Monday, 24 January 2011

Mental photography

People that are close to me often puzzle themselves over the fact that I remember past events with accurate precision, whilst I forget what I am saying during most sentences. Well, there is a reason for this! My mind is generally so awash with thoughts that I can never finish one sentence before the next thought has evolved into speech. This was later diagnosed as ADHD. Call it ADHD, call it mild autism, aspergers, OCD, or whatever the fuck you like. I think that it makes life infinitely more interesting and I would not change it for a normally functioning brain, not for all the brain cells in Mensa. My memory on the other hand is an extremely well functioning machine, which I constantly challenge with little mind games. From a young age, I developed (of my own accord), a number of little practices to help me remember experiences with all the vividness of the actual event.

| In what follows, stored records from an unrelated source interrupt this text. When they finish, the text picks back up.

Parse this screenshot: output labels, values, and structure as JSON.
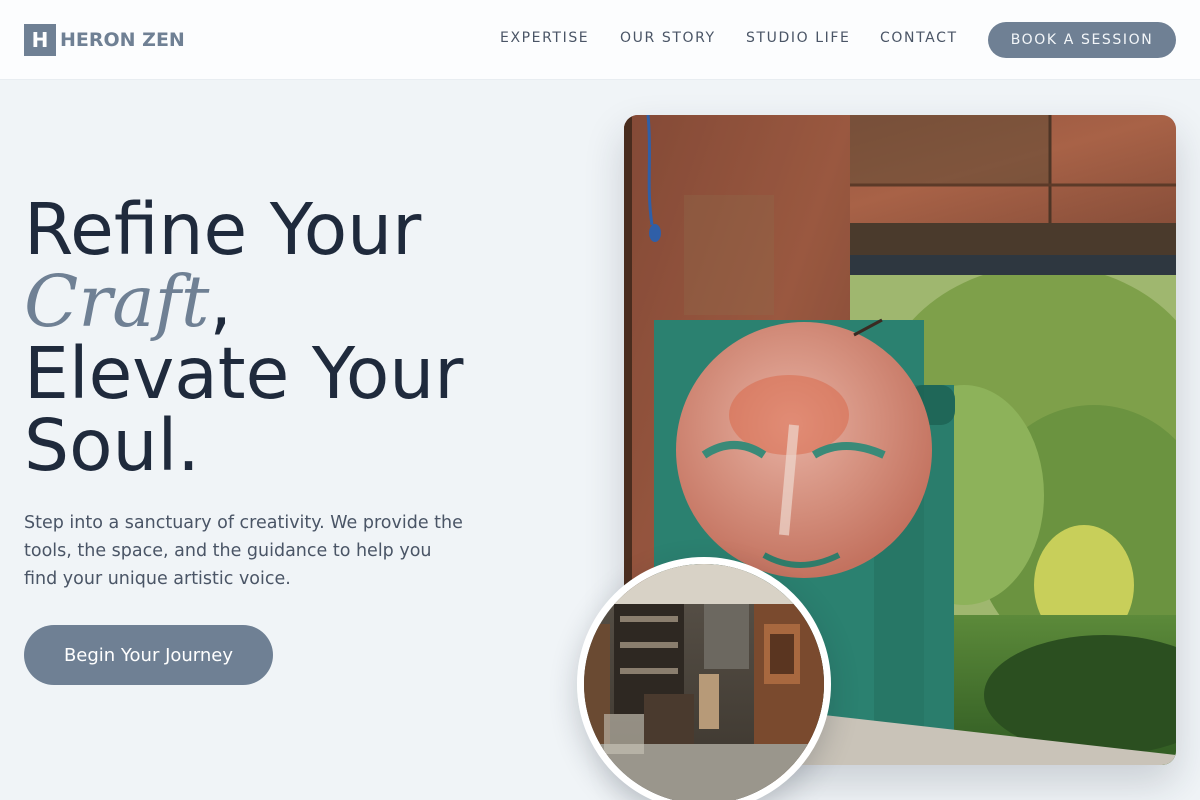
{
  "brand": {
    "mark": "H",
    "name": "HERON ZEN"
  },
  "nav": {
    "links": [
      "EXPERTISE",
      "OUR STORY",
      "STUDIO LIFE",
      "CONTACT"
    ],
    "cta": "BOOK A SESSION"
  },
  "hero": {
    "headline_line1": "Refine Your",
    "headline_em": "Craft",
    "headline_comma": ",",
    "headline_line3": "Elevate Your",
    "headline_line4": "Soul.",
    "subtext": "Step into a sanctuary of creativity. We provide the tools, the space, and the guidance to help you find your unique artistic voice.",
    "button": "Begin Your Journey"
  },
  "images": {
    "main": "outdoor-painted-face-sculpture-photo",
    "inset": "studio-interior-photo"
  },
  "colors": {
    "accent": "#6f8094",
    "heading": "#1f2a3c",
    "body_text": "#4a5566",
    "background": "#f0f4f7",
    "header_bg": "#fcfdfe"
  }
}
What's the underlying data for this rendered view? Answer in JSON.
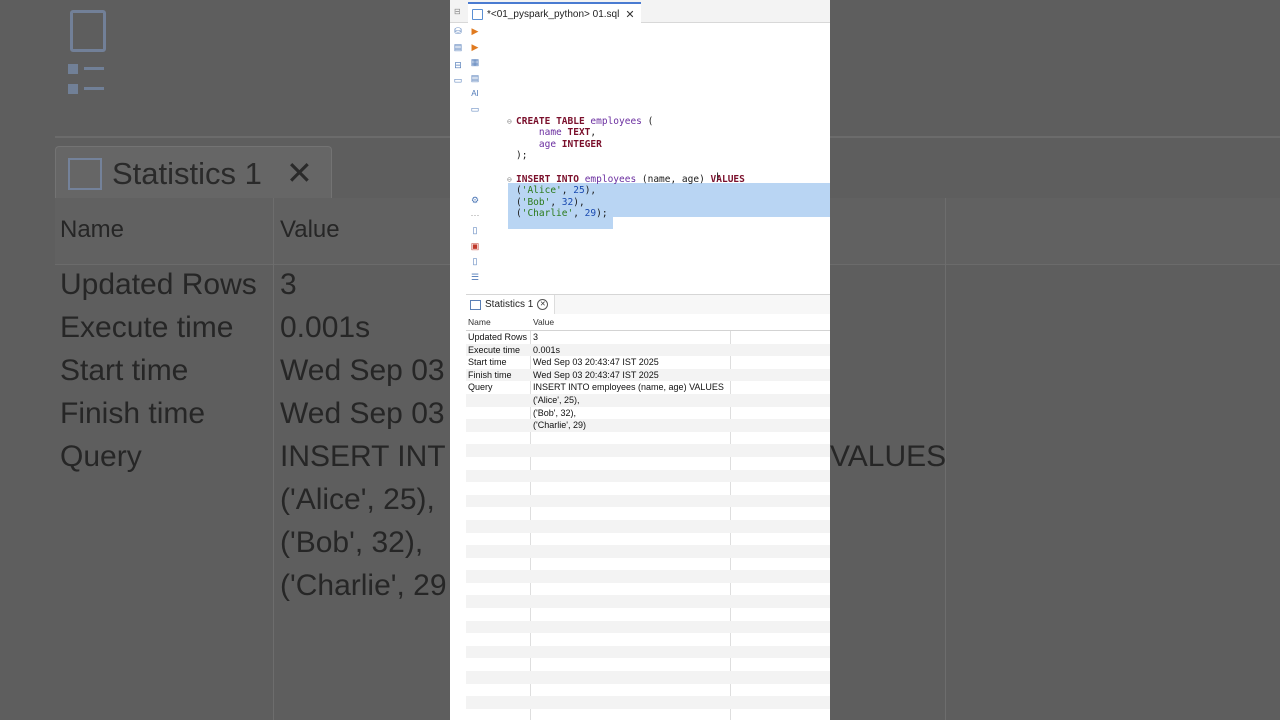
{
  "editor_tab": {
    "title": "*<01_pyspark_python> 01.sql",
    "close_glyph": "✕"
  },
  "editor": {
    "create": {
      "kw1": "CREATE",
      "kw2": "TABLE",
      "table": "employees",
      "open": " ("
    },
    "col1": {
      "name": "name",
      "type": "TEXT",
      "sep": ","
    },
    "col2": {
      "name": "age",
      "type": "INTEGER"
    },
    "close": ");",
    "insert": {
      "kw1": "INSERT",
      "kw2": "INTO",
      "table": "employees",
      "cols": " (name, age) ",
      "kw3": "VALUES"
    },
    "v1": {
      "s": "'Alice'",
      "n": "25",
      "tail": "),"
    },
    "v2": {
      "s": "'Bob'",
      "n": "32",
      "tail": "),"
    },
    "v3": {
      "s": "'Charlie'",
      "n": "29",
      "tail": ");"
    }
  },
  "results": {
    "tab_label": "Statistics 1",
    "headers": {
      "name": "Name",
      "value": "Value"
    },
    "rows": [
      {
        "name": "Updated Rows",
        "value": "3"
      },
      {
        "name": "Execute time",
        "value": "0.001s"
      },
      {
        "name": "Start time",
        "value": "Wed Sep 03 20:43:47 IST 2025"
      },
      {
        "name": "Finish time",
        "value": "Wed Sep 03 20:43:47 IST 2025"
      },
      {
        "name": "Query",
        "value": "INSERT INTO employees (name, age) VALUES"
      },
      {
        "name": "",
        "value": "('Alice', 25),"
      },
      {
        "name": "",
        "value": "('Bob', 32),"
      },
      {
        "name": "",
        "value": "('Charlie', 29)"
      }
    ]
  },
  "background": {
    "tab_label": "Statistics 1",
    "header_name": "Name",
    "header_value": "Value",
    "rows": [
      {
        "name": "Updated Rows",
        "value": "3"
      },
      {
        "name": "Execute time",
        "value": "0.001s"
      },
      {
        "name": "Start time",
        "value": "Wed Sep 03"
      },
      {
        "name": "Finish time",
        "value": "Wed Sep 03"
      },
      {
        "name": "Query",
        "value": "INSERT INT"
      }
    ],
    "extra": [
      "('Alice', 25),",
      "('Bob', 32),",
      "('Charlie', 29"
    ],
    "values_right": "VALUES"
  },
  "icons": {
    "run": "run-icon",
    "run_script": "run-script-icon",
    "explain": "explain-plan-icon",
    "format": "format-icon",
    "ai": "ai-assistant-icon",
    "settings": "gear-icon"
  },
  "colors": {
    "accent": "#4a7bd1",
    "selection": "#b9d5f3",
    "keyword": "#7a0f2b",
    "identifier": "#6b2fa0",
    "string": "#2b7a1a",
    "number": "#1a4ab0"
  }
}
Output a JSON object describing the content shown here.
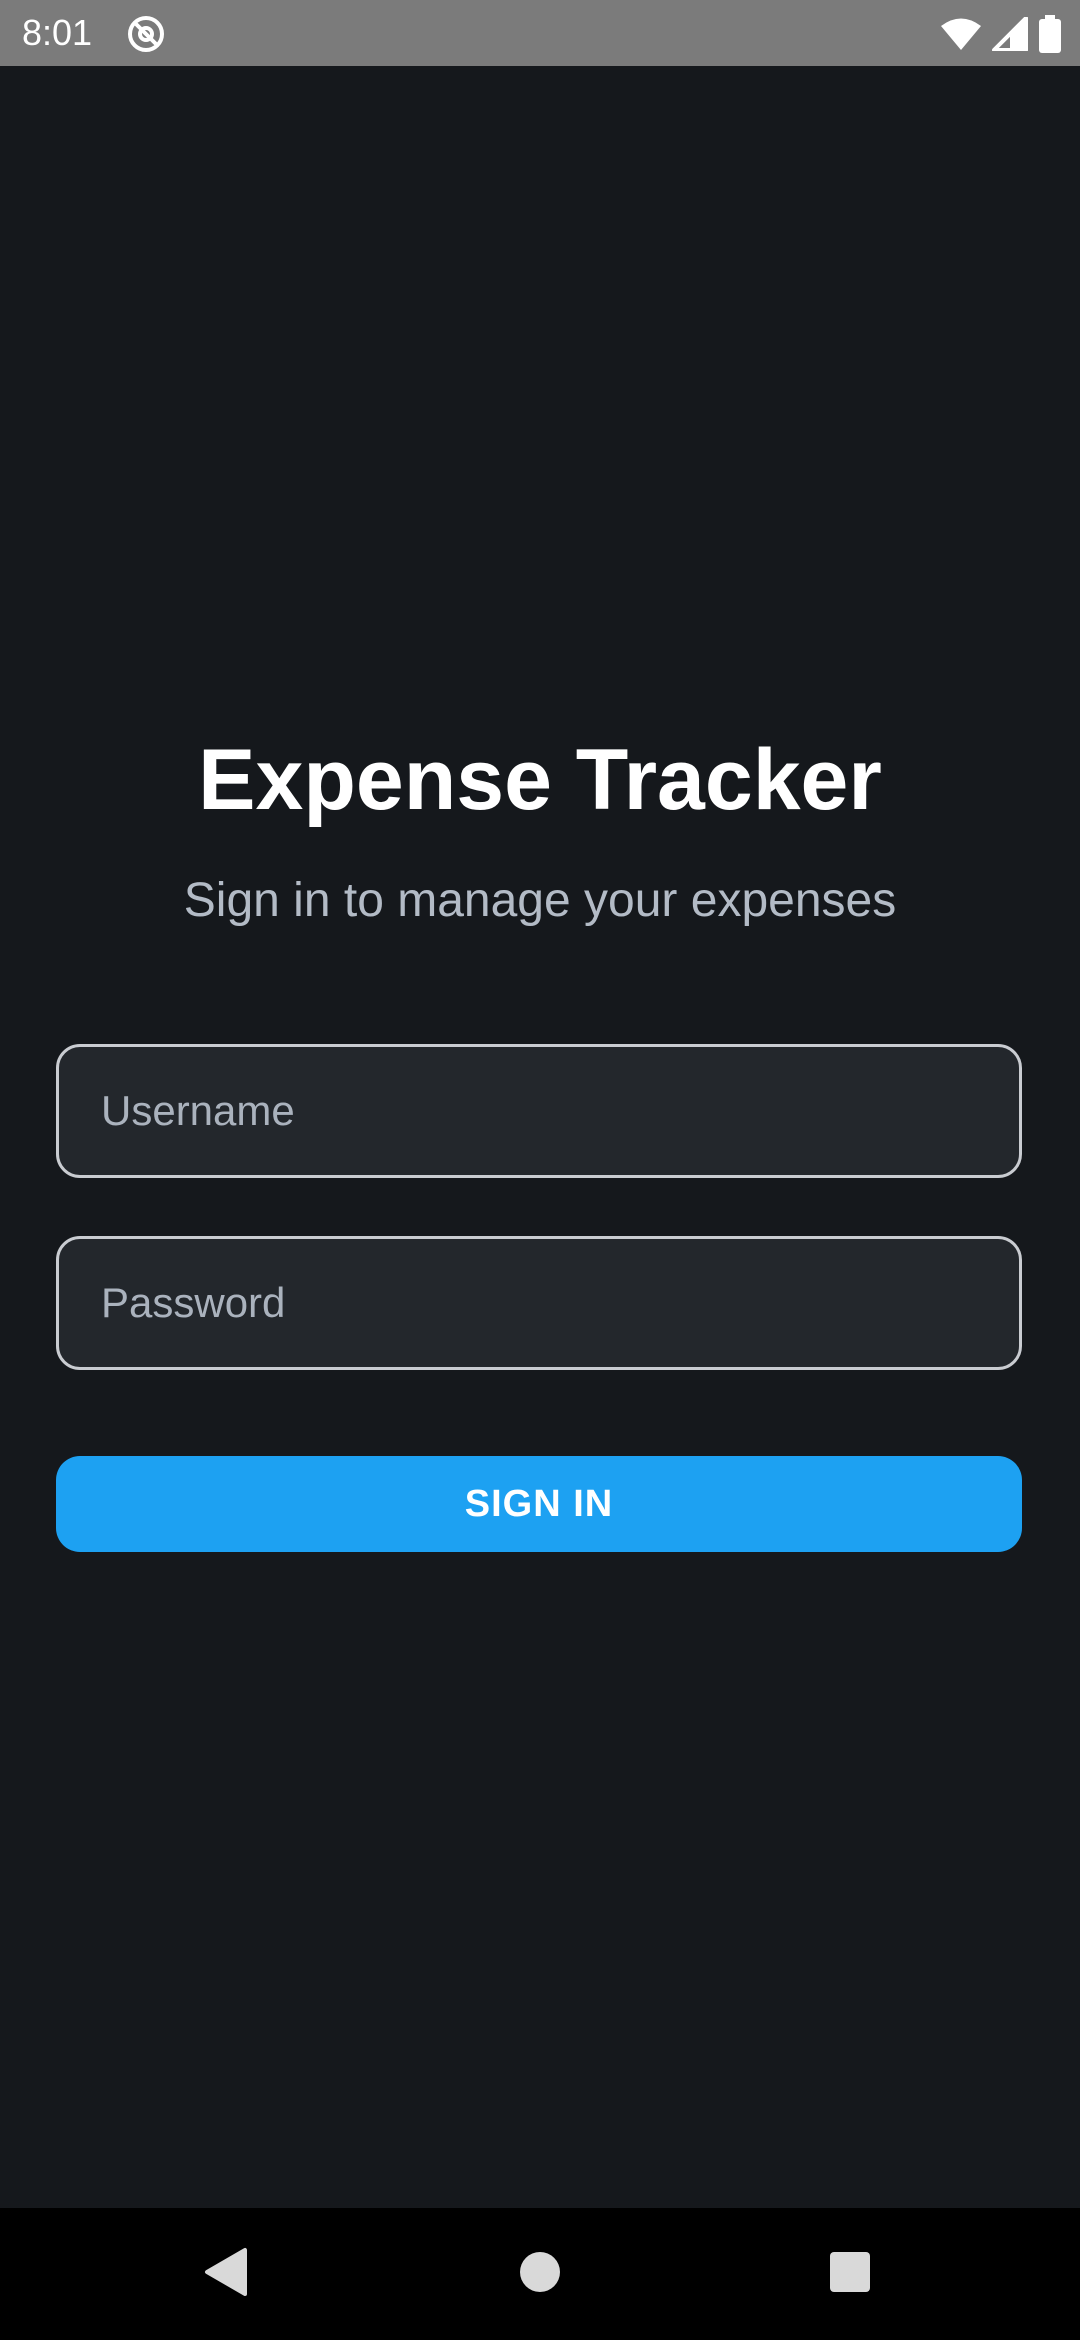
{
  "status_bar": {
    "time": "8:01",
    "app_icon": "at-sign-icon",
    "icons": [
      "wifi-icon",
      "cellular-signal-icon",
      "battery-icon"
    ]
  },
  "login": {
    "title": "Expense Tracker",
    "subtitle": "Sign in to manage your expenses",
    "username": {
      "placeholder": "Username",
      "value": ""
    },
    "password": {
      "placeholder": "Password",
      "value": ""
    },
    "sign_in_label": "SIGN IN"
  },
  "nav_bar": {
    "buttons": [
      "back-icon",
      "home-icon",
      "recents-icon"
    ]
  },
  "colors": {
    "background": "#15181c",
    "field_background": "#23272c",
    "accent": "#1da1f2",
    "status_bar": "#7b7b7b"
  }
}
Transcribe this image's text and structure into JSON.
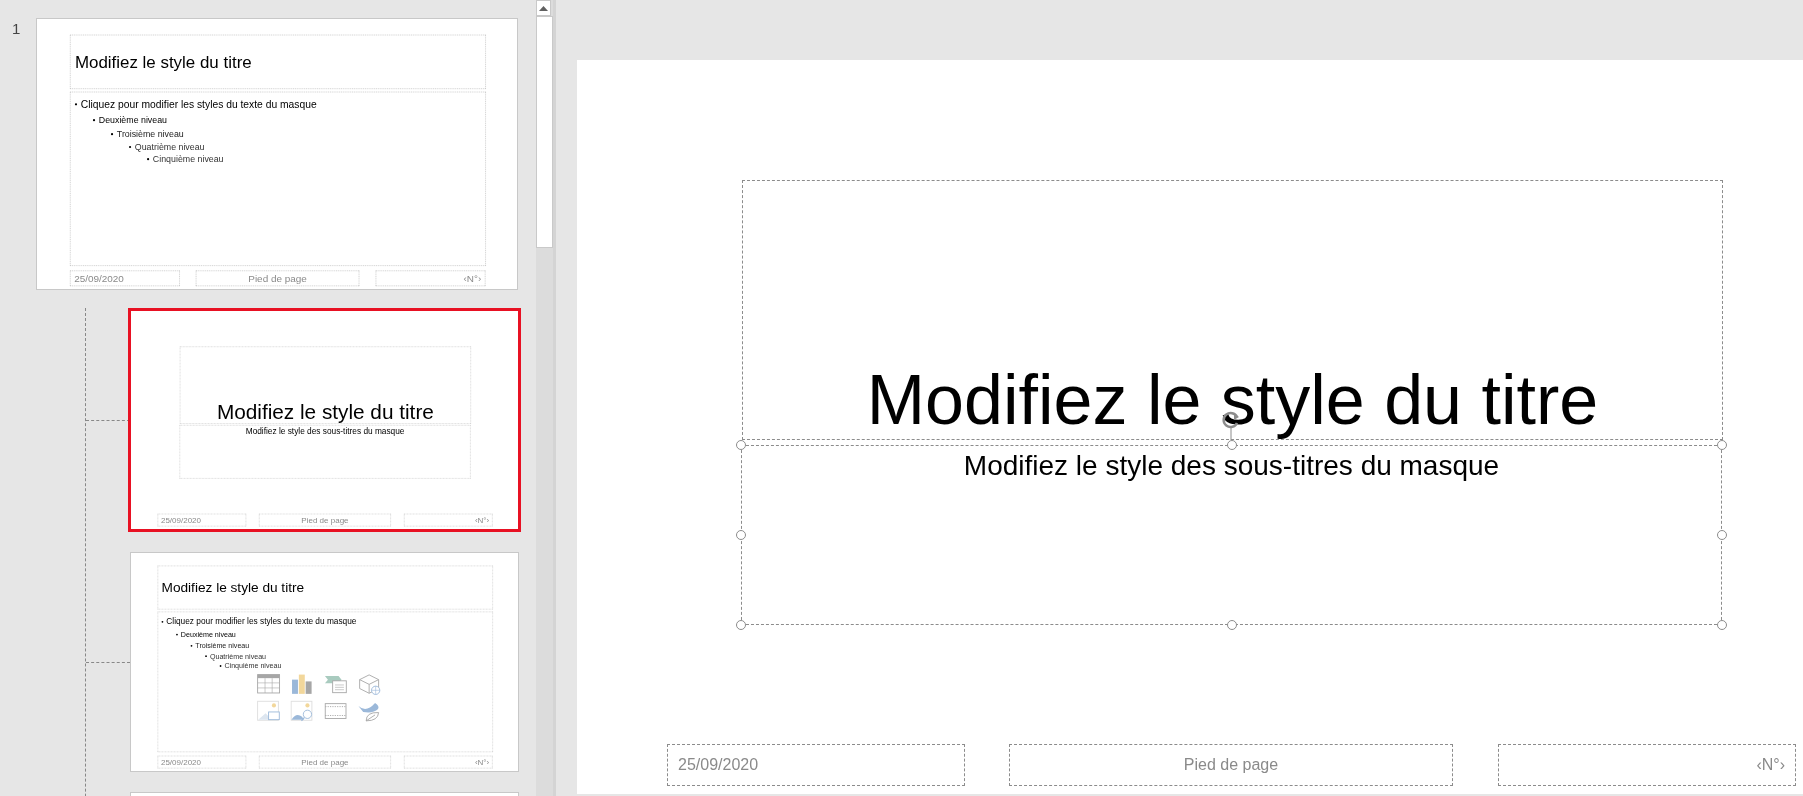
{
  "thumbnails": [
    {
      "number": "1",
      "selected": false,
      "kind": "master",
      "title": "Modifiez le style du titre",
      "body": [
        {
          "text": "Cliquez pour modifier les styles du texte du masque",
          "children": [
            {
              "text": "Deuxième niveau",
              "children": [
                {
                  "text": "Troisième niveau",
                  "children": [
                    {
                      "text": "Quatrième niveau",
                      "children": [
                        {
                          "text": "Cinquième niveau"
                        }
                      ]
                    }
                  ]
                }
              ]
            }
          ]
        }
      ],
      "footer": {
        "date": "25/09/2020",
        "text": "Pied de page",
        "number": "‹N°›"
      },
      "children": [
        {
          "selected": true,
          "kind": "title",
          "title": "Modifiez le style du titre",
          "subtitle": {
            "text": "Modifiez le style des sous-titres du masque",
            "selected": false
          },
          "footer": {
            "date": "25/09/2020",
            "text": "Pied de page",
            "number": "‹N°›"
          }
        },
        {
          "selected": false,
          "kind": "content",
          "title": "Modifiez le style du titre",
          "body": [
            {
              "text": "Cliquez pour modifier les styles du texte du masque",
              "children": [
                {
                  "text": "Deuxième niveau",
                  "children": [
                    {
                      "text": "Troisième niveau",
                      "children": [
                        {
                          "text": "Quatrième niveau",
                          "children": [
                            {
                              "text": "Cinquième niveau"
                            }
                          ]
                        }
                      ]
                    }
                  ]
                }
              ]
            }
          ],
          "footer": {
            "date": "25/09/2020",
            "text": "Pied de page",
            "number": "‹N°›"
          }
        },
        {
          "selected": false
        }
      ]
    }
  ],
  "slide": {
    "kind": "title",
    "title": "Modifiez le style du titre",
    "subtitle": {
      "text": "Modifiez le style des sous-titres du masque",
      "selected": true
    },
    "footer": {
      "date": "25/09/2020",
      "text": "Pied de page",
      "number": "‹N°›"
    }
  }
}
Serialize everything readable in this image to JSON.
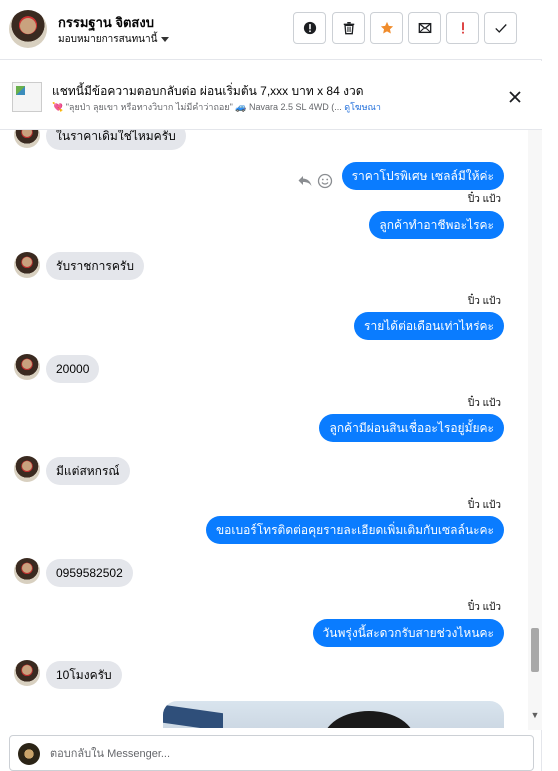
{
  "header": {
    "contact_name": "กรรมฐาน จิตสงบ",
    "assignee_label": "มอบหมายการสนทนานี้",
    "actions": [
      {
        "name": "report-icon",
        "label": "!"
      },
      {
        "name": "trash-icon",
        "label": ""
      },
      {
        "name": "star-icon",
        "label": ""
      },
      {
        "name": "mail-icon",
        "label": ""
      },
      {
        "name": "spam-icon",
        "label": "!"
      },
      {
        "name": "check-icon",
        "label": ""
      }
    ]
  },
  "ad": {
    "title": "แชทนี้มีข้อความตอบกลับต่อ ผ่อนเริ่มต้น 7,xxx บาท x 84 งวด",
    "heart": "💘",
    "subtitle": "\"ลุยป่า ลุยเขา หรือทางวิบาก ไม่มีคำว่าถอย\"",
    "car": "🚙",
    "product": "Navara 2.5 SL 4WD (...",
    "link": "ดูโฆษณา"
  },
  "messages": {
    "m1": "ในราคาเดิมใช่ไหมครับ",
    "m2": "ราคาโปรพิเศษ เซลล์มีให้ค่ะ",
    "s3": "ปิ๋ว แป้ว",
    "m3": "ลูกค้าทำอาชีพอะไรคะ",
    "m4": "รับราชการครับ",
    "s5": "ปิ๋ว แป้ว",
    "m5": "รายได้ต่อเดือนเท่าไหร่คะ",
    "m6": "20000",
    "s7": "ปิ๋ว แป้ว",
    "m7": "ลูกค้ามีผ่อนสินเชื่ออะไรอยู่มั้ยคะ",
    "m8": "มีแต่สหกรณ์",
    "s9": "ปิ๋ว แป้ว",
    "m9": "ขอเบอร์โทรติดต่อคุยรายละเอียดเพิ่มเติมกับเซลล์นะคะ",
    "m10": "0959582502",
    "s11": "ปิ๋ว แป้ว",
    "m11": "วันพรุ่งนี้สะดวกรับสายช่วงไหนคะ",
    "m12": "10โมงครับ"
  },
  "composer": {
    "placeholder": "ตอบกลับใน Messenger..."
  },
  "colors": {
    "outgoing_bubble": "#0a7cff",
    "incoming_bubble": "#e4e6eb",
    "star": "#f08c2c",
    "danger": "#d92c2c"
  }
}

The most effective of my memory techniques, was first used in January of 1976 and is something that I have used periodically throughout the rest of my life so far. Let me explain.

After almost 6 years of being the poorest and coldest family in the hamlet of Osbaldeston, my dad informed us that we were moving. We would spend one last Christmas in Sykes Cottage and then head to the Borough of Rossendale soon after. More specifically we would be heading to the village of Helmshore where my dad would have a job working for somebody that he had recently met. As you can imagine, this was all very upsetting for a 5 year old. My little world of Oak trees,hay stacked meadows, babbling brooks and wild adventures in Sykes Cottage garden, was about to be shattered. Not even, the promise of a house with a real bathroom could raise me from my inner sadness, although it helped to soften the blow.

I remember that last Christmas of 1975 with great fondness. As if it were a parting gift from Mother Nature, the snow fell with a whiteness, crispness and beauty that I don't recall ever experiencing again. I sat on the living room window ledge and watched as the snow engulfed all in it's wake. First the path disappeared, next the grass, followed by the surrounding hedge, the garden gate and finally the garden sheds. Like a sponge I soaked it all up, in the knowledge that this was the last time that I was ever going to experience these particular emotions. I expanded upon this thought and decided that I would turn my brain into a camera to capture this moment in time forever. From my window ledge perch I focused on the snow covered wonderland, that was Sykes Cottage garden. To add to the tangibility of this mental process, I then blinked my eyes, as though they were the shutter of the camera. The image was instantly captured and I knew would remain with me for the rest of my life.

Using this technique I have built up an ever increasing photograph album in my mind. Every time I think that I am in a unique location or a time of my life that I wish to capture, I take a snapshot with my mental camera and the image is confined to memory. All I have to do is close my eyes and I can recall that moment with the clarity of the event itself. However, with these pictures comes a depth of reality that a photograph could never capture. I am unsure how you would call this in terms of dimensions, i.e. 3D, 4D, 5D or 6D, but what I do know is that this technique has played it's part in enabling me to relive key moments of my life, whenever I require.

In my life time of travels, when keeping my rucksack to a bare minimum is of up most importance, my mental camera is always packed and ready to go and adds no weight to my journey.

1 comment:

Julia Davies said...

So do you have any mental snapshots fom Korea?